[[ Task input, beginning ]]

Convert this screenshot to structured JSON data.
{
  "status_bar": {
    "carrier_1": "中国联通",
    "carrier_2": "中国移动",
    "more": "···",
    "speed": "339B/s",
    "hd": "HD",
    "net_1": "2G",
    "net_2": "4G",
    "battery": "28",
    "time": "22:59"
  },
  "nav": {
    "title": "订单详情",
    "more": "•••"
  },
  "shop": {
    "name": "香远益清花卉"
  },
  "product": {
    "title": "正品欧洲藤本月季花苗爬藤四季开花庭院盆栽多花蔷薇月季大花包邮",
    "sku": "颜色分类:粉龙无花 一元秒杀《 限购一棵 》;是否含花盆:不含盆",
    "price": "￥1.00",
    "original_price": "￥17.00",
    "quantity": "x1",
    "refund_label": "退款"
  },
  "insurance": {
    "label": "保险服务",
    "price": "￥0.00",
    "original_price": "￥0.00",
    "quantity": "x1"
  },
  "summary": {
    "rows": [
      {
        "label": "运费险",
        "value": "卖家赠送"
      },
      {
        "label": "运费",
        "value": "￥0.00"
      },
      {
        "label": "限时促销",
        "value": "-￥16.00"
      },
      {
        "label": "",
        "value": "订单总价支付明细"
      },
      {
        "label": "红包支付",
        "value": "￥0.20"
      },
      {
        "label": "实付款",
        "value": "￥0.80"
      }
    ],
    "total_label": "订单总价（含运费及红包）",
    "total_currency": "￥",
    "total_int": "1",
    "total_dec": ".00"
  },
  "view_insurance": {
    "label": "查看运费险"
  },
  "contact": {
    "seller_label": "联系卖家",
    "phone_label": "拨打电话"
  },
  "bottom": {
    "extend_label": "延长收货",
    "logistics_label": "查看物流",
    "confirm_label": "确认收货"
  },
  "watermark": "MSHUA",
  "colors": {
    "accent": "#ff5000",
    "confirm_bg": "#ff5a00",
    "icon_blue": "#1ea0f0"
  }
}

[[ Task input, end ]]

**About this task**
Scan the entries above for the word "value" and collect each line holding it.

**Response box**
        "value": "卖家赠送"
        "value": "￥0.00"
        "value": "-￥16.00"
        "value": "订单总价支付明细"
        "value": "￥0.20"
        "value": "￥0.80"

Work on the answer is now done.